### Assigned task
Report how many lines in the records carry the string "JSON", and give no further text.

### Records from a collection
════

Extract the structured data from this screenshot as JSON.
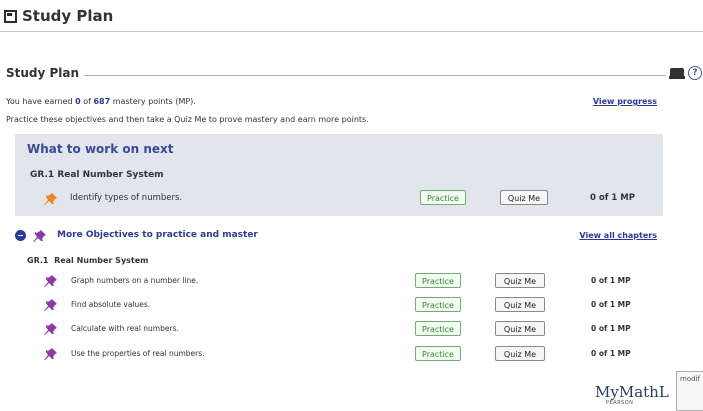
{
  "window": {
    "title": "Study Plan"
  },
  "section": {
    "title": "Study Plan"
  },
  "info": {
    "earned_prefix": "You have earned ",
    "earned_points": "0",
    "earned_of": " of ",
    "total_points": "687",
    "earned_suffix": " mastery points (MP).",
    "instructions": "Practice these objectives and then take a Quiz Me to prove mastery and earn more points.",
    "view_progress": "View progress"
  },
  "next": {
    "title": "What to work on next",
    "objective_code": "GR.1",
    "objective_name": "Real Number System",
    "item": {
      "label": "Identify types of numbers.",
      "practice": "Practice",
      "quiz": "Quiz Me",
      "mp": "0 of 1 MP"
    }
  },
  "more": {
    "title": "More Objectives to practice and master",
    "view_all": "View all chapters",
    "objective_code": "GR.1",
    "objective_name": "Real Number System",
    "items": [
      {
        "label": "Graph numbers on a number line.",
        "practice": "Practice",
        "quiz": "Quiz Me",
        "mp": "0 of 1 MP"
      },
      {
        "label": "Find absolute values.",
        "practice": "Practice",
        "quiz": "Quiz Me",
        "mp": "0 of 1 MP"
      },
      {
        "label": "Calculate with real numbers.",
        "practice": "Practice",
        "quiz": "Quiz Me",
        "mp": "0 of 1 MP"
      },
      {
        "label": "Use the properties of real numbers.",
        "practice": "Practice",
        "quiz": "Quiz Me",
        "mp": "0 of 1 MP"
      }
    ]
  },
  "footer": {
    "brand": "MyMathL",
    "brand_sub": "PEARSON",
    "modal_peek": "modif"
  },
  "colors": {
    "accent": "#2a3a9a",
    "practice_green": "#2f8a2f",
    "next_box_bg": "#e3e5ec",
    "pin_orange": "#e58a1f",
    "pin_purple": "#8a3aa8"
  },
  "icons": [
    "window-icon",
    "print-icon",
    "help-icon",
    "pushpin-icon",
    "collapse-icon"
  ]
}
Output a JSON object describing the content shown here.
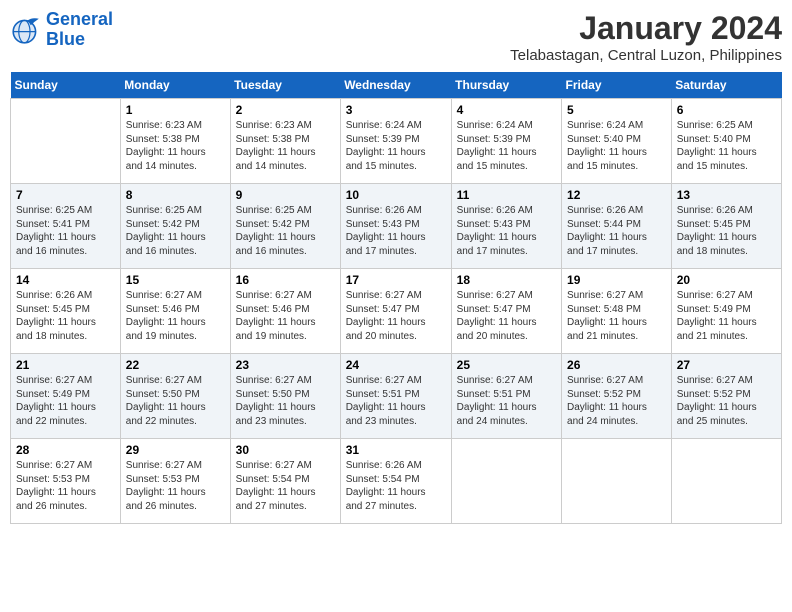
{
  "logo": {
    "line1": "General",
    "line2": "Blue"
  },
  "title": "January 2024",
  "location": "Telabastagan, Central Luzon, Philippines",
  "headers": [
    "Sunday",
    "Monday",
    "Tuesday",
    "Wednesday",
    "Thursday",
    "Friday",
    "Saturday"
  ],
  "weeks": [
    [
      {
        "day": "",
        "info": ""
      },
      {
        "day": "1",
        "info": "Sunrise: 6:23 AM\nSunset: 5:38 PM\nDaylight: 11 hours\nand 14 minutes."
      },
      {
        "day": "2",
        "info": "Sunrise: 6:23 AM\nSunset: 5:38 PM\nDaylight: 11 hours\nand 14 minutes."
      },
      {
        "day": "3",
        "info": "Sunrise: 6:24 AM\nSunset: 5:39 PM\nDaylight: 11 hours\nand 15 minutes."
      },
      {
        "day": "4",
        "info": "Sunrise: 6:24 AM\nSunset: 5:39 PM\nDaylight: 11 hours\nand 15 minutes."
      },
      {
        "day": "5",
        "info": "Sunrise: 6:24 AM\nSunset: 5:40 PM\nDaylight: 11 hours\nand 15 minutes."
      },
      {
        "day": "6",
        "info": "Sunrise: 6:25 AM\nSunset: 5:40 PM\nDaylight: 11 hours\nand 15 minutes."
      }
    ],
    [
      {
        "day": "7",
        "info": "Sunrise: 6:25 AM\nSunset: 5:41 PM\nDaylight: 11 hours\nand 16 minutes."
      },
      {
        "day": "8",
        "info": "Sunrise: 6:25 AM\nSunset: 5:42 PM\nDaylight: 11 hours\nand 16 minutes."
      },
      {
        "day": "9",
        "info": "Sunrise: 6:25 AM\nSunset: 5:42 PM\nDaylight: 11 hours\nand 16 minutes."
      },
      {
        "day": "10",
        "info": "Sunrise: 6:26 AM\nSunset: 5:43 PM\nDaylight: 11 hours\nand 17 minutes."
      },
      {
        "day": "11",
        "info": "Sunrise: 6:26 AM\nSunset: 5:43 PM\nDaylight: 11 hours\nand 17 minutes."
      },
      {
        "day": "12",
        "info": "Sunrise: 6:26 AM\nSunset: 5:44 PM\nDaylight: 11 hours\nand 17 minutes."
      },
      {
        "day": "13",
        "info": "Sunrise: 6:26 AM\nSunset: 5:45 PM\nDaylight: 11 hours\nand 18 minutes."
      }
    ],
    [
      {
        "day": "14",
        "info": "Sunrise: 6:26 AM\nSunset: 5:45 PM\nDaylight: 11 hours\nand 18 minutes."
      },
      {
        "day": "15",
        "info": "Sunrise: 6:27 AM\nSunset: 5:46 PM\nDaylight: 11 hours\nand 19 minutes."
      },
      {
        "day": "16",
        "info": "Sunrise: 6:27 AM\nSunset: 5:46 PM\nDaylight: 11 hours\nand 19 minutes."
      },
      {
        "day": "17",
        "info": "Sunrise: 6:27 AM\nSunset: 5:47 PM\nDaylight: 11 hours\nand 20 minutes."
      },
      {
        "day": "18",
        "info": "Sunrise: 6:27 AM\nSunset: 5:47 PM\nDaylight: 11 hours\nand 20 minutes."
      },
      {
        "day": "19",
        "info": "Sunrise: 6:27 AM\nSunset: 5:48 PM\nDaylight: 11 hours\nand 21 minutes."
      },
      {
        "day": "20",
        "info": "Sunrise: 6:27 AM\nSunset: 5:49 PM\nDaylight: 11 hours\nand 21 minutes."
      }
    ],
    [
      {
        "day": "21",
        "info": "Sunrise: 6:27 AM\nSunset: 5:49 PM\nDaylight: 11 hours\nand 22 minutes."
      },
      {
        "day": "22",
        "info": "Sunrise: 6:27 AM\nSunset: 5:50 PM\nDaylight: 11 hours\nand 22 minutes."
      },
      {
        "day": "23",
        "info": "Sunrise: 6:27 AM\nSunset: 5:50 PM\nDaylight: 11 hours\nand 23 minutes."
      },
      {
        "day": "24",
        "info": "Sunrise: 6:27 AM\nSunset: 5:51 PM\nDaylight: 11 hours\nand 23 minutes."
      },
      {
        "day": "25",
        "info": "Sunrise: 6:27 AM\nSunset: 5:51 PM\nDaylight: 11 hours\nand 24 minutes."
      },
      {
        "day": "26",
        "info": "Sunrise: 6:27 AM\nSunset: 5:52 PM\nDaylight: 11 hours\nand 24 minutes."
      },
      {
        "day": "27",
        "info": "Sunrise: 6:27 AM\nSunset: 5:52 PM\nDaylight: 11 hours\nand 25 minutes."
      }
    ],
    [
      {
        "day": "28",
        "info": "Sunrise: 6:27 AM\nSunset: 5:53 PM\nDaylight: 11 hours\nand 26 minutes."
      },
      {
        "day": "29",
        "info": "Sunrise: 6:27 AM\nSunset: 5:53 PM\nDaylight: 11 hours\nand 26 minutes."
      },
      {
        "day": "30",
        "info": "Sunrise: 6:27 AM\nSunset: 5:54 PM\nDaylight: 11 hours\nand 27 minutes."
      },
      {
        "day": "31",
        "info": "Sunrise: 6:26 AM\nSunset: 5:54 PM\nDaylight: 11 hours\nand 27 minutes."
      },
      {
        "day": "",
        "info": ""
      },
      {
        "day": "",
        "info": ""
      },
      {
        "day": "",
        "info": ""
      }
    ]
  ]
}
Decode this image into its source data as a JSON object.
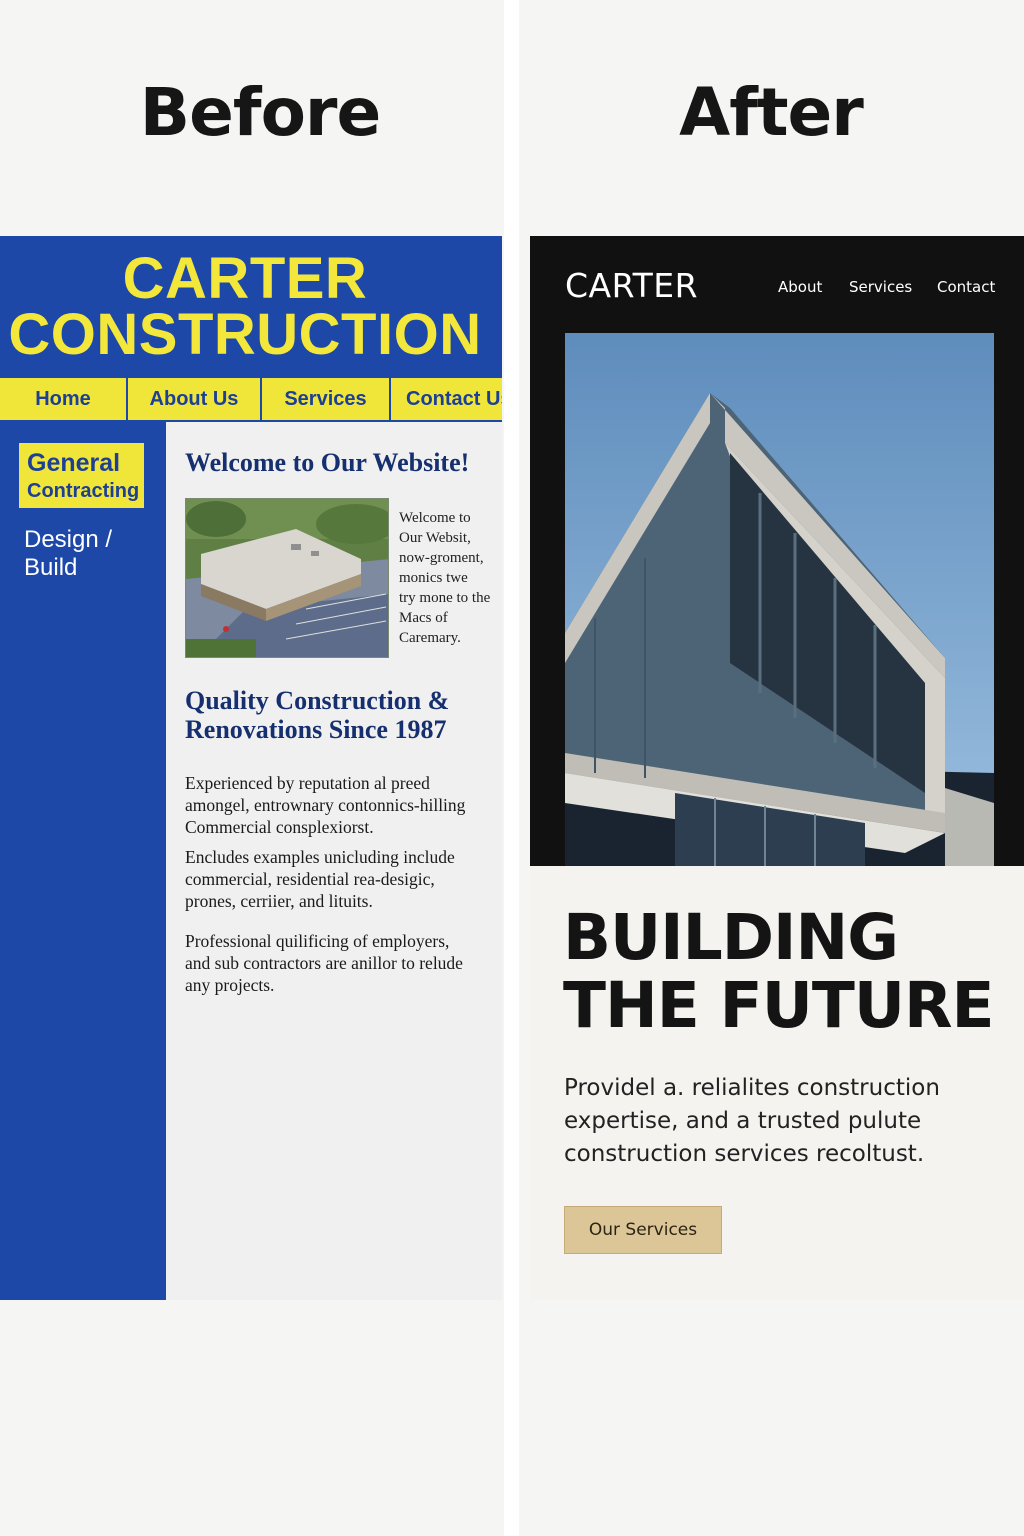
{
  "before": {
    "heading": "Before",
    "logo": {
      "line1": "CARTER",
      "line2": "CONSTRUCTION"
    },
    "nav": [
      "Home",
      "About Us",
      "Services",
      "Contact Us"
    ],
    "sidebar": {
      "box_line1": "General",
      "box_line2": "Contracting",
      "item": "Design / Build"
    },
    "welcome_title": "Welcome to Our Website!",
    "photo_caption": [
      "Welcome to",
      "Our Websit,",
      "now-groment,",
      "monics twe",
      "try mone to the",
      "Macs of",
      "Caremary."
    ],
    "section_title": "Quality Construction & Renovations Since 1987",
    "paragraphs": [
      [
        "Experienced by reputation al preed",
        "amongel, entrownary contonnics-hilling",
        "Commercial consplexiorst."
      ],
      [
        "Encludes examples unicluding include",
        "commercial, residential rea-desigic,",
        "prones, cerriier, and lituits."
      ],
      [
        "Professional quilificing of employers,",
        "and sub contractors are anillor to relude",
        "any projects."
      ]
    ],
    "colors": {
      "primary": "#1d48a8",
      "accent": "#f0e63a"
    }
  },
  "after": {
    "heading": "After",
    "logo": "CARTER",
    "nav": [
      "About",
      "Services",
      "Contact"
    ],
    "headline": [
      "BUILDING",
      "THE FUTURE"
    ],
    "body": [
      "Providel a. relialites construction",
      "expertise, and a trusted pulute",
      "construction services recoltust."
    ],
    "cta": "Our Services",
    "colors": {
      "dark": "#111111",
      "cta": "#dcc697"
    }
  }
}
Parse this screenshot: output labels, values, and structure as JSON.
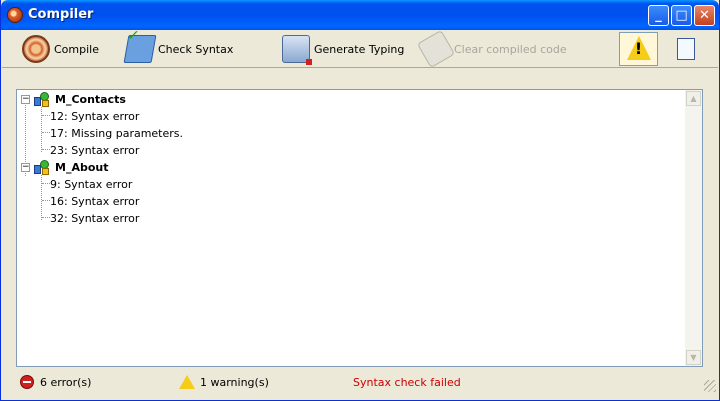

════

### Finished exercise
4